Data extracted from a collection:
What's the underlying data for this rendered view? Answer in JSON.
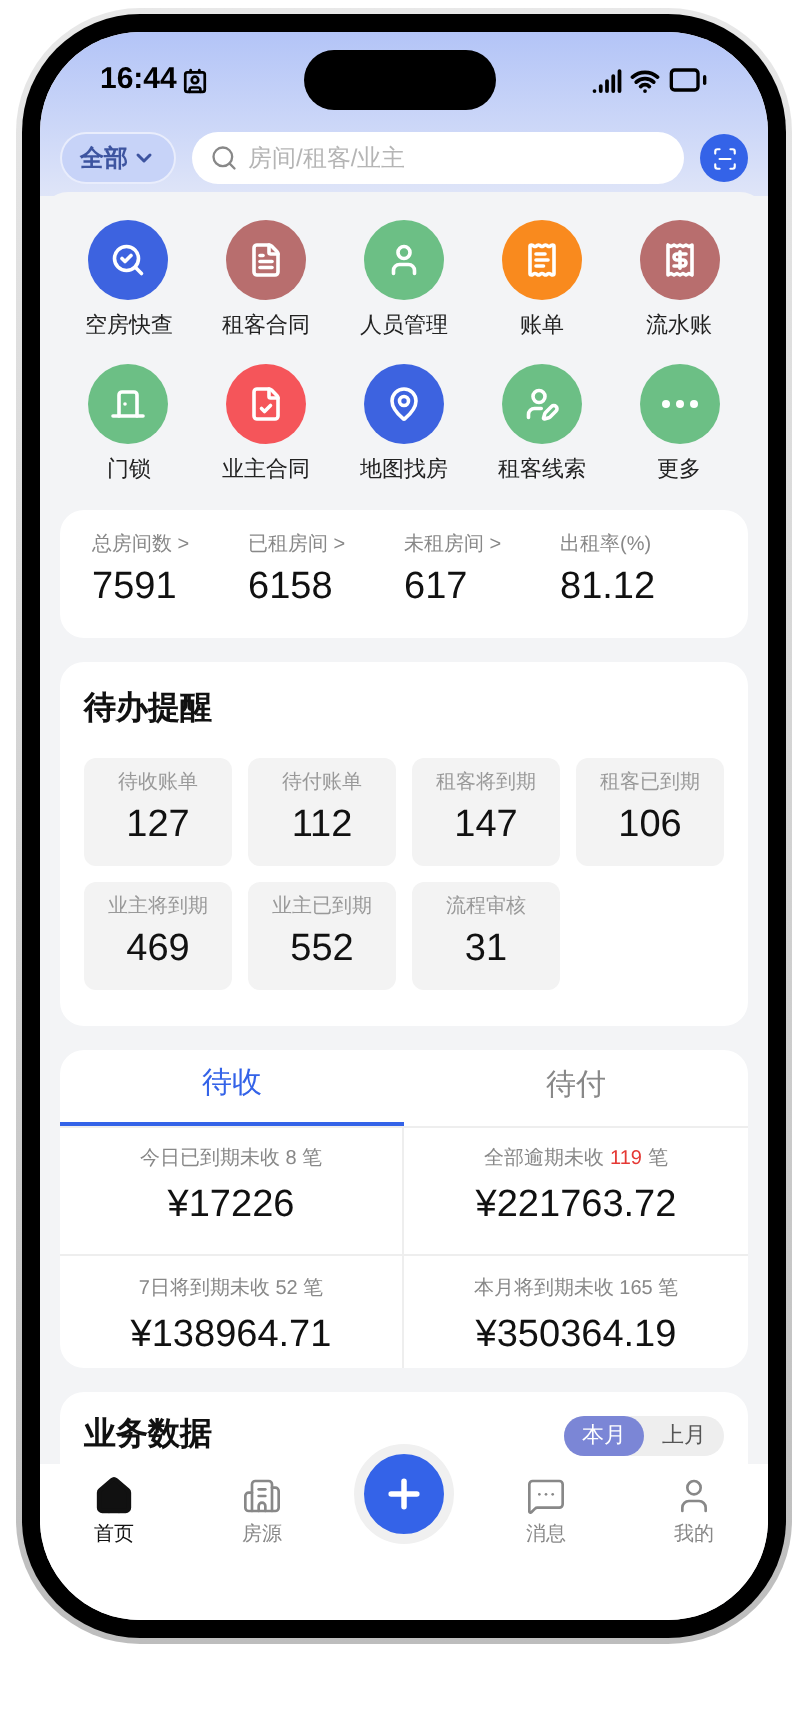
{
  "status_bar": {
    "time": "16:44"
  },
  "header": {
    "filter": "全部",
    "search": {
      "placeholder": "房间/租客/业主"
    }
  },
  "shortcuts": [
    {
      "label": "空房快查",
      "color": "#3d63e0"
    },
    {
      "label": "租客合同",
      "color": "#b86e6e"
    },
    {
      "label": "人员管理",
      "color": "#6cbf85"
    },
    {
      "label": "账单",
      "color": "#f98a1e"
    },
    {
      "label": "流水账",
      "color": "#b86e6e"
    },
    {
      "label": "门锁",
      "color": "#6cbf85"
    },
    {
      "label": "业主合同",
      "color": "#f5555a"
    },
    {
      "label": "地图找房",
      "color": "#3d63e0"
    },
    {
      "label": "租客线索",
      "color": "#6cbf85"
    },
    {
      "label": "更多",
      "color": "#6cbf85"
    }
  ],
  "stats": [
    {
      "label": "总房间数 >",
      "value": "7591"
    },
    {
      "label": "已租房间 >",
      "value": "6158"
    },
    {
      "label": "未租房间 >",
      "value": "617"
    },
    {
      "label": "出租率(%)",
      "value": "81.12"
    }
  ],
  "todo": {
    "title": "待办提醒",
    "items": [
      {
        "label": "待收账单",
        "value": "127"
      },
      {
        "label": "待付账单",
        "value": "112"
      },
      {
        "label": "租客将到期",
        "value": "147"
      },
      {
        "label": "租客已到期",
        "value": "106"
      },
      {
        "label": "业主将到期",
        "value": "469"
      },
      {
        "label": "业主已到期",
        "value": "552"
      },
      {
        "label": "流程审核",
        "value": "31"
      }
    ]
  },
  "receivables": {
    "tabs": [
      {
        "label": "待收",
        "selected": true
      },
      {
        "label": "待付",
        "selected": false
      }
    ],
    "cells": [
      {
        "label": "今日已到期未收",
        "count": "8",
        "unit": "笔",
        "alert": false,
        "amount": "¥17226"
      },
      {
        "label": "全部逾期未收",
        "count": "119",
        "unit": "笔",
        "alert": true,
        "amount": "¥221763.72"
      },
      {
        "label": "7日将到期未收",
        "count": "52",
        "unit": "笔",
        "alert": false,
        "amount": "¥138964.71"
      },
      {
        "label": "本月将到期未收",
        "count": "165",
        "unit": "笔",
        "alert": false,
        "amount": "¥350364.19"
      }
    ]
  },
  "business": {
    "title": "业务数据",
    "periods": [
      {
        "label": "本月",
        "selected": true
      },
      {
        "label": "上月",
        "selected": false
      }
    ]
  },
  "tab_bar": [
    {
      "label": "首页",
      "selected": true
    },
    {
      "label": "房源",
      "selected": false
    },
    {
      "label": "消息",
      "selected": false
    },
    {
      "label": "我的",
      "selected": false
    }
  ]
}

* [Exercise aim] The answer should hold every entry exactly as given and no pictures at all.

* [Problem solution]
What's the underlying data for this rendered view? Answer in JSON.
{
  "status_bar": {
    "time": "16:44"
  },
  "header": {
    "filter": "全部",
    "search": {
      "placeholder": "房间/租客/业主"
    }
  },
  "shortcuts": [
    {
      "label": "空房快查",
      "color": "#3d63e0"
    },
    {
      "label": "租客合同",
      "color": "#b86e6e"
    },
    {
      "label": "人员管理",
      "color": "#6cbf85"
    },
    {
      "label": "账单",
      "color": "#f98a1e"
    },
    {
      "label": "流水账",
      "color": "#b86e6e"
    },
    {
      "label": "门锁",
      "color": "#6cbf85"
    },
    {
      "label": "业主合同",
      "color": "#f5555a"
    },
    {
      "label": "地图找房",
      "color": "#3d63e0"
    },
    {
      "label": "租客线索",
      "color": "#6cbf85"
    },
    {
      "label": "更多",
      "color": "#6cbf85"
    }
  ],
  "stats": [
    {
      "label": "总房间数 >",
      "value": "7591"
    },
    {
      "label": "已租房间 >",
      "value": "6158"
    },
    {
      "label": "未租房间 >",
      "value": "617"
    },
    {
      "label": "出租率(%)",
      "value": "81.12"
    }
  ],
  "todo": {
    "title": "待办提醒",
    "items": [
      {
        "label": "待收账单",
        "value": "127"
      },
      {
        "label": "待付账单",
        "value": "112"
      },
      {
        "label": "租客将到期",
        "value": "147"
      },
      {
        "label": "租客已到期",
        "value": "106"
      },
      {
        "label": "业主将到期",
        "value": "469"
      },
      {
        "label": "业主已到期",
        "value": "552"
      },
      {
        "label": "流程审核",
        "value": "31"
      }
    ]
  },
  "receivables": {
    "tabs": [
      {
        "label": "待收",
        "selected": true
      },
      {
        "label": "待付",
        "selected": false
      }
    ],
    "cells": [
      {
        "label": "今日已到期未收",
        "count": "8",
        "unit": "笔",
        "alert": false,
        "amount": "¥17226"
      },
      {
        "label": "全部逾期未收",
        "count": "119",
        "unit": "笔",
        "alert": true,
        "amount": "¥221763.72"
      },
      {
        "label": "7日将到期未收",
        "count": "52",
        "unit": "笔",
        "alert": false,
        "amount": "¥138964.71"
      },
      {
        "label": "本月将到期未收",
        "count": "165",
        "unit": "笔",
        "alert": false,
        "amount": "¥350364.19"
      }
    ]
  },
  "business": {
    "title": "业务数据",
    "periods": [
      {
        "label": "本月",
        "selected": true
      },
      {
        "label": "上月",
        "selected": false
      }
    ]
  },
  "tab_bar": [
    {
      "label": "首页",
      "selected": true
    },
    {
      "label": "房源",
      "selected": false
    },
    {
      "label": "消息",
      "selected": false
    },
    {
      "label": "我的",
      "selected": false
    }
  ]
}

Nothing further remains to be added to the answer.